In an effort to reinforce the response to seismic activity in the state, Oklahoma Gov. Mary Fallin signed a bill clarifying that state regulators -- specifically, the Oklahoma Corporation Commission (OCC) -- has the authority to declare an emergency in matters pertaining to the oil and natural gas industry, and to take appropriate action when an emergency occurs.
On Monday, Fallin signed HB 3158, which was introduced last February by House Speaker Jeff Hickman (R-Fairview). The bill amends Section 52 of Title 17 of the Oklahoma Statutes, which covers the regulatory powers granted to the OCC.
Under HB 3158, "for [the] purposes of immediately responding to emergency situations having potentially critical environmental or public safety impact and resulting from activities within its jurisdiction, the OCC may take whatever action is necessary, without notice and hearing, including without limitation the issuance or execution of administrative agreements by the [OCC's] Oil and Gas Conservation Division [OGCD]...to promptly respond to the emergency."
HB 3158 unanimously passed both chambers of the state legislature. It cleared the House of Representatives on March 7 and the Senate on April 11, by votes of 92-0 and 42-0, respectively.
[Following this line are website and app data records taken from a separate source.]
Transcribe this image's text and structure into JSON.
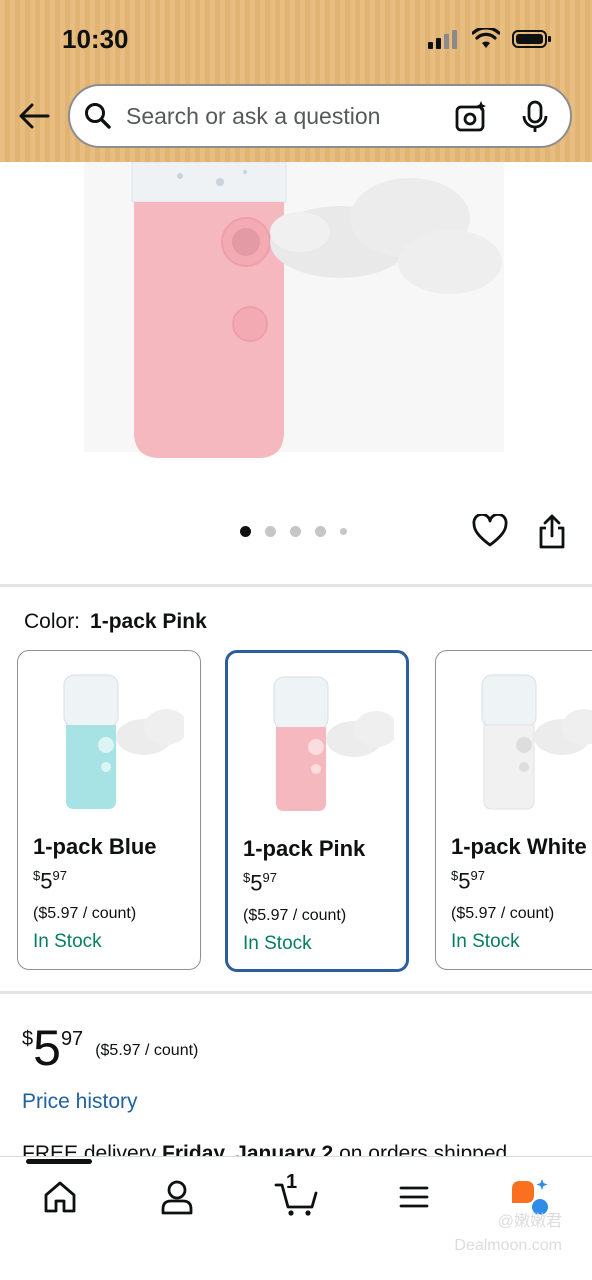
{
  "status_bar": {
    "time": "10:30"
  },
  "search": {
    "placeholder": "Search or ask a question"
  },
  "gallery": {
    "image_count": 5,
    "active_index": 0
  },
  "color": {
    "label": "Color:",
    "selected": "1-pack Pink"
  },
  "swatches": [
    {
      "name": "1-pack Blue",
      "price_symbol": "$",
      "price_whole": "5",
      "price_fraction": "97",
      "unit_price": "($5.97 / count)",
      "stock": "In Stock",
      "body_color": "#a7e3e4"
    },
    {
      "name": "1-pack Pink",
      "price_symbol": "$",
      "price_whole": "5",
      "price_fraction": "97",
      "unit_price": "($5.97 / count)",
      "stock": "In Stock",
      "body_color": "#f6b8bf"
    },
    {
      "name": "1-pack White",
      "price_symbol": "$",
      "price_whole": "5",
      "price_fraction": "97",
      "unit_price": "($5.97 / count)",
      "stock": "In Stock",
      "body_color": "#f1f1f1"
    }
  ],
  "price": {
    "symbol": "$",
    "whole": "5",
    "fraction": "97",
    "per_unit": "($5.97 / count)"
  },
  "price_history": "Price history",
  "delivery": {
    "prefix": "FREE delivery ",
    "day": "Friday, January 2",
    "suffix": " on orders shipped"
  },
  "nav": {
    "cart_count": "1"
  },
  "watermark": {
    "line1": "@嫩嫩君",
    "line2": "Dealmoon.com"
  },
  "colors": {
    "accent_blue": "#2162a1",
    "in_stock_green": "#067d62",
    "selected_border": "#2c5e9e",
    "header_tan": "#e8bd82"
  }
}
The bill was signed three months after the state avoided a court battle, within its own court system, with SandRidge Energy Inc. (see Shale Daily, Jan. 21). Last December, the OGCD had ordered the Oklahoma City-based company to shut down four wastewater disposal wells and curtail operations at 40 others (see Shale Daily, Dec. 21, 2015). SandRidge refused, ostensibly on the grounds that it would be uneconomic for it to comply with the orders (see Shale Daily, Dec. 4, 2015).
SandRidge announced in March that it was considering going private or voluntarily filing for bankruptcy protection to reorganize (see Shale Daily, March 30).
Last month, the OGCD ordered more than 400 wastewater injection wells targeting the Arbuckle Formation to reduce their disposal volumes by 40% below 2014 levels over the next two months (see Shale Daily, March 7). The OGCD also expanded its "area of interest" in the state, effectively placing restrictions on more than 100 additional disposal wells in areas that have not yet recorded major earthquake activity. A pair of earthquakes, including one that registered 4.2 magnitude on the Richter scale, hit central Oklahoma in late March (see Shale Daily, March 29).
The OGCD began ordering operators to either shut down or curtail intake volumes at injection wells in March 2015, shortly before scientists with the Oklahoma Geological Survey (OGS) attributed the increase in seismic activity to injection wells targeting the Arbuckle Formation, which closely overlies the crystalline basement (see Shale Daily, April 22, 2015; April 2, 2015). The OGS said the disposal of extremely salty water -- a byproduct of oil and gas production, not the mostly freshwater used for hydraulic fracturing (fracking) -- is responsible for the quakes (see Shale Daily, Jan. 5).
During a conference call on Thursday to discuss first quarter results (see relatedstory), Basic Energy Inc. CEO Roe Patterson was asked whether he is concerned about future work in Oklahoma because of the increase in seismic activity and the possible link to injection wells. Basic provides well services across the U.S. onshore, including fluid services.
"We don't have any [injection wells] in the area that's gotten all the scrutiny, and that's fortunate," Patterson said. "But we do frack in that market for a couple of customers. Right now, the fracking is completely shut off. It's completely postponed. We've got several wells to do in there, if it ever comes back."
Patterson said the issues can be overcome by producers.
"I think probably the solution is going to be injection of water in different zones, rather than the zone that's under scrutiny," Patterson said. "I think they'll spread out the water into different zones and move it around, rather than concentrating in one particular zone, which is what they were doing before. That ought to alleviate a lot of the issues and the scrutiny on it.
"There's varying opinions out there, whether you believe the science that the injection wells are actually causing or inducing tremors. But you can debate that all day. I think the solution will be some sort of compromise for water injection into different zones. That ought to happen in the next six months or so."